On signing his new contract in January, Fabian Delph had said he intended to be at the club “for the long run”.
“There was no way I was going to bail out,” he said at the time. “This is my club and I want to be here. That’s why I am committing my future.” Isn’t that great? After all the stories of greed and avarice, we finally have a professional football who wants to play for his club because he wants to be there! Hooray for Fabian Delph! Until today when it was revealed that he is to sign for Manchester City.
Delph, it now transpires, asked Micah Richards, who has moved in the opposite direction, what it was like at Manchester City, presumably merely out of interest. I mean: the man wants to be at his club, after all.
I am not a Villa fan but as a football fan I can just imagine how pissed off Villa fans will be. When someone signs a four and a half year contract, the insinuation is that the contract is for four and a half years, but of course fans, you know, the people who are the lifeblood of the club, are never told about conditions or clauses that might mean that the contract means nothing. My point is that when Delph said, “This is my club and I want to be here. That’s why I am committing my future” was he lying through his teeth? If he wasn’t lying, had it not occurred to him that one of the bigger clubs might come knocking on his door? Please tell me the answer because I was born yesterday, all right?
This is not unique to Villa and Delph. In fact, it’s the norm, not the exception. We are talking about a sport which has utter contempt for its supporters, or maybe it’s even worse than that; that the supporters are simply an irrelevance to the owners, the players, their agents and everyone else connected with the game. What if I had been a Villa fan and had shelled out an arm and a leg for a season ticket, only to find out in mid July that our pivotal midfield player was leaving for a song? I would not have been remotely consoled to find out that there was a clause all along that would allow him to leave the club he so loved because I would feel I had been conned. But then, that’s football. Isn’t it?

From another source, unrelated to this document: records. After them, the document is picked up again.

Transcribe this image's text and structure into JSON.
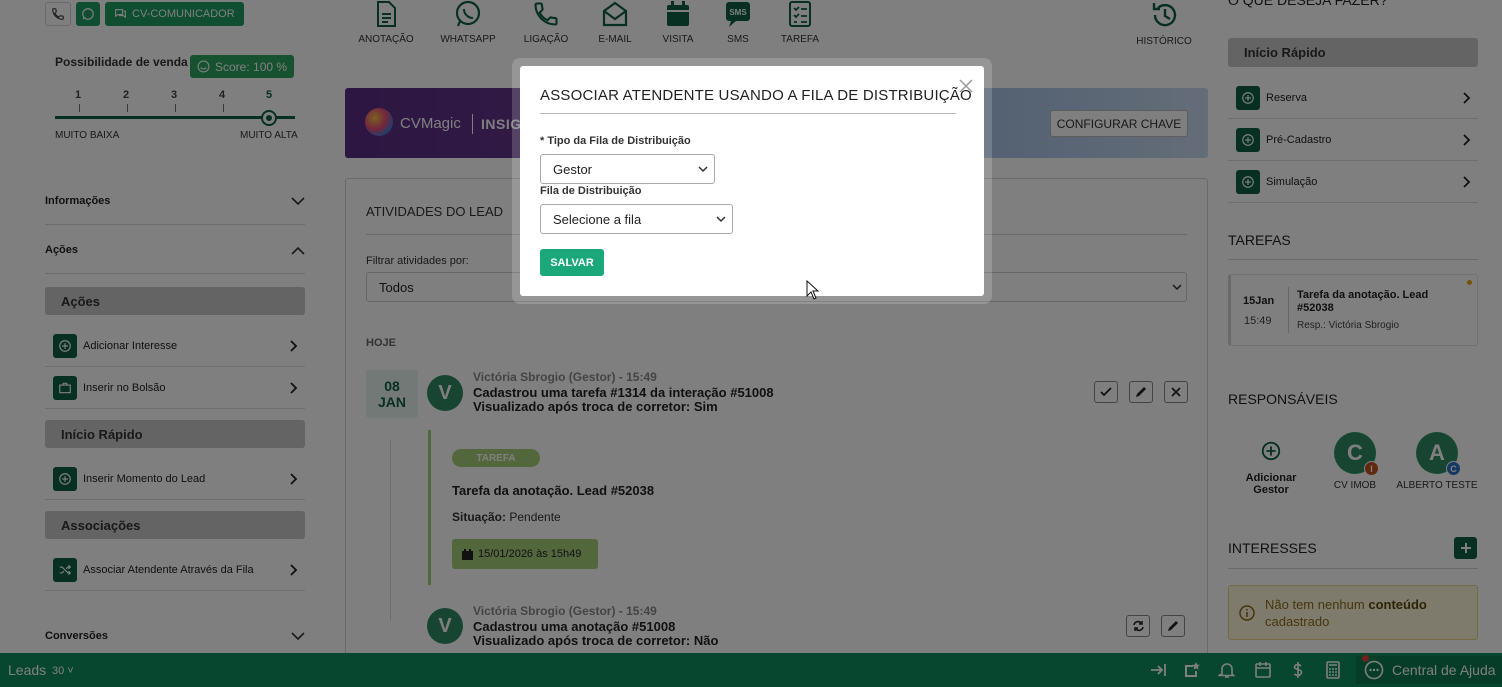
{
  "header": {
    "cv_comunicador_label": "CV-COMUNICADOR"
  },
  "score": {
    "title": "Possibilidade de venda",
    "badge": "Score: 100 %",
    "scale": [
      "1",
      "2",
      "3",
      "4",
      "5"
    ],
    "selected": "5",
    "low_label": "MUITO BAIXA",
    "high_label": "MUITO ALTA"
  },
  "toolbar": {
    "items": [
      {
        "label": "ANOTAÇÃO",
        "icon": "note-icon"
      },
      {
        "label": "WHATSAPP",
        "icon": "whatsapp-icon"
      },
      {
        "label": "LIGAÇÃO",
        "icon": "phone-icon"
      },
      {
        "label": "E-MAIL",
        "icon": "email-icon"
      },
      {
        "label": "VISITA",
        "icon": "calendar-icon"
      },
      {
        "label": "SMS",
        "icon": "sms-icon"
      },
      {
        "label": "TAREFA",
        "icon": "checklist-icon"
      }
    ],
    "history_label": "HISTÓRICO"
  },
  "banner": {
    "brand": "CVMagic",
    "partial": "INSIG",
    "config_label": "CONFIGURAR CHAVE"
  },
  "sidebar": {
    "informacoes": "Informações",
    "acoes": "Ações",
    "acoes_head": "Ações",
    "acoes_items": [
      "Adicionar Interesse",
      "Inserir no Bolsão"
    ],
    "inicio_head": "Início Rápido",
    "inicio_items": [
      "Inserir Momento do Lead"
    ],
    "assoc_head": "Associações",
    "assoc_items": [
      "Associar Atendente Através da Fila"
    ],
    "conversoes": "Conversões"
  },
  "activities": {
    "title": "ATIVIDADES DO LEAD",
    "filter_label": "Filtrar atividades por:",
    "filter_value": "Todos",
    "today": "HOJE",
    "date_day": "08",
    "date_month": "JAN",
    "entries": [
      {
        "avatar": "V",
        "author": "Victória Sbrogio (Gestor) - 15:49",
        "line1": "Cadastrou uma tarefa #1314 da interação #51008",
        "line2": "Visualizado após troca de corretor:  Sim"
      },
      {
        "avatar": "V",
        "author": "Victória Sbrogio (Gestor) - 15:49",
        "line1": "Cadastrou uma anotação #51008",
        "line2": "Visualizado após troca de corretor:  Não"
      }
    ],
    "task": {
      "tag": "TAREFA",
      "title": "Tarefa da anotação. Lead #52038",
      "status_label": "Situação:",
      "status_value": " Pendente",
      "due": "15/01/2026 às 15h49"
    }
  },
  "right": {
    "top_heading": "O QUE DESEJA FAZER?",
    "quick_head": "Início Rápido",
    "quick_items": [
      "Reserva",
      "Pré-Cadastro",
      "Simulação"
    ],
    "tarefas_title": "TAREFAS",
    "tarefa": {
      "day": "15Jan",
      "time": "15:49",
      "title": "Tarefa da anotação. Lead #52038",
      "resp": "Resp.: Victória Sbrogio"
    },
    "responsaveis_title": "RESPONSÁVEIS",
    "add_gestor": "Adicionar Gestor",
    "responsaveis": [
      {
        "initial": "C",
        "name": "CV IMOB",
        "badge": "I",
        "badge_color": "#c0501c"
      },
      {
        "initial": "A",
        "name": "ALBERTO TESTE",
        "badge": "C",
        "badge_color": "#2f6fc7"
      }
    ],
    "interesses_title": "INTERESSES",
    "warn_prefix": "Não tem nenhum ",
    "warn_bold": "conteúdo",
    "warn_suffix": " cadastrado"
  },
  "bottom": {
    "leads_label": "Leads",
    "leads_count": "30",
    "help_label": "Central de Ajuda"
  },
  "modal": {
    "title": "ASSOCIAR ATENDENTE USANDO A FILA DE DISTRIBUIÇÃO",
    "tipo_label": "* Tipo da Fila de Distribuição",
    "tipo_value": "Gestor",
    "fila_label": "Fila de Distribuição",
    "fila_placeholder": "Selecione a fila",
    "save_label": "SALVAR"
  },
  "colors": {
    "primary": "#0f5f45",
    "accent": "#1aa77a",
    "bottom_bar": "#0f8f5f"
  }
}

Can I blame Delph for trying to better himself? Of course I can. I am assuming that he’s not a complete idiot and that he knew when he re-signed for the Villa that it was unlikely he would win a Champions League medal, our any other kind of medal for that matter, whilst he was at Villa Park. It’s really about money, isn’t it?

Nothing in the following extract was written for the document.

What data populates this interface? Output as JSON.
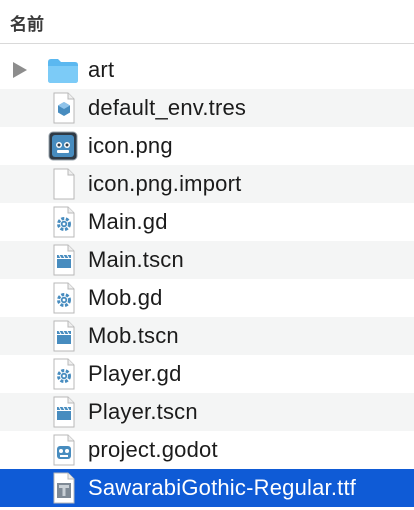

PFA suit Gordon Taylor likes to tell us that players have to make as much as they can because, after all, it’s only a short career and it can be over tomorrow. Well, yes, but I am guessing that Delph’s last Villa contract would probably have been slightly more than the national minimum wage and that by 2020 quite a few million quid will have been through his bank account and, hopefully, stayed there.
What’s the worst thing of all? I think it’s that football fans accept all this crap. It is, after all, supposed to be “The People’s Game”, although quite how you come to that conclusion when you think that Delph is leaving a club owned by a remote American and sold to a rich Arab and the Villa people will have no say whatsoever. In modern day Britain, like in anything else, football supporters are expected to leave the ownership and governance to someone else. “Just shut up, pay your money and let us get on with it. And if you don’t like it, tough, because someone else is on a waiting list for your season ticket.” Some clubs even ban supporters who want their clubs to be run better! Only in football, only in England!
Delph will probably end up on the Manchester City bench next season, alongside Raheem Sterling, raking in a million quid a month; all bankrolled by oil money. But their fans, like fans almost but not quite everywhere else, won’t care as long as the team performs.
The saddest part for me is that rather than objecting to the distinctly unlevel playing field of modern day football, the attitude of so many people is that if you can’t beat ’em, join ’em and that somehow it really doesn’t matter who owns football. I happen to think it does matter, like I believe it matters when someone makes a commitment and signs a contract but I do understand this view is painfully old fashioned.